  8. Chapter 4 Miscounting Social Ills: Sexual Assault and Advocacy Research
    (pp. 84-128)

    To establish a fairer system of social protection involves not only balancing the social rights and responsibilities of AFDC mothers, elderly people, disabled people, and other needy groups but also achieving an equitable distribution of public resources among them. This is a complicated process that requires more than the calibration of benefits to empirical measures of need. Beyond assessing levels of deprivation, policymakers’ appraisals of what constitutes an equitable distribution are influenced by the characteristics of the groups in need and by estimates of the effectiveness of public aid in helping them to solve their problems. Policymakers rarely ignore the...

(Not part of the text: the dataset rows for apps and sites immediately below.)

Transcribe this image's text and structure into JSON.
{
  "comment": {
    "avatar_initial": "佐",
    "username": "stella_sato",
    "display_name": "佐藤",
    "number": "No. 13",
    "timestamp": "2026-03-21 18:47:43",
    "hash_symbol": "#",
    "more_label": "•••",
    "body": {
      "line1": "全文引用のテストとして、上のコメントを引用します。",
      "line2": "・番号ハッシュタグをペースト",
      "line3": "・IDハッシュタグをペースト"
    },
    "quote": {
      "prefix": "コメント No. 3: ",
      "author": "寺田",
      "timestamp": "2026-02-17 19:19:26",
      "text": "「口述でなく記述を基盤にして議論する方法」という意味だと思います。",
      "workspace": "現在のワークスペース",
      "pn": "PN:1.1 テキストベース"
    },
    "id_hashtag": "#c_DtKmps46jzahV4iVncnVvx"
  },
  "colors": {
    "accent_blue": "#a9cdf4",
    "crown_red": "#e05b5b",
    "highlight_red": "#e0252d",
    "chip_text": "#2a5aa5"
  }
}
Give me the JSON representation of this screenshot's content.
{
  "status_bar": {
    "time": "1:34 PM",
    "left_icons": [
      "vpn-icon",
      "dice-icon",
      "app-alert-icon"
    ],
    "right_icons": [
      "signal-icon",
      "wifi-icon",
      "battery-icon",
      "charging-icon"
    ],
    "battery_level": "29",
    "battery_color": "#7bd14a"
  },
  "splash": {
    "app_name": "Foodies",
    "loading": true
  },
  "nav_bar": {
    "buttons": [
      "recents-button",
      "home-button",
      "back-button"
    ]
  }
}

  9. Chapter 5 Asking Who Benefits: Hidden Subsidies and Private Delivery
    (pp. 129-147)

    Most Americans earn an income and meet their needs for essential goods and services through market exchanges. Food, housing, clothing, and sundry personal services are purchased over the counter, so to speak, in discrete transactions between buyer and seller. Unlike the quid pro quo of exchange in the market economy, the welfare state distributes cash, goods, and services to individuals in unilateral transfers from public and private sources. The cash, goods, and services are allocated through what is sometimes described as the social market of the welfare state. From this perspective, the welfare state is a system for allocating resources...

  10. Chapter 6 Enabling Citizens: Beyond the Welfare State
    (pp. 148-172)

    Many analytic schemes have been devised to classify modern welfare states. In one of the earliest efforts, Harold Wilensky and Charles Lebeaux (1958) distinguished between “institutional” and “residual” models. In the institutional model, welfare transfers are considered a normal ongoing function of the state, designed to meet a wide range of people’s needs; in the residual model, welfare transfers are designed more as emergency measures to employ when family and market fail to perform adequately. Expanding the institutional-residual division, Richard Titmuss (1974) formulated a threefold scheme that included the industrial achievement-performance model, under which welfare transfers are an adjunct, or...

  11. References
    (pp. 173-192)
  12. Index
    (pp. 193-199)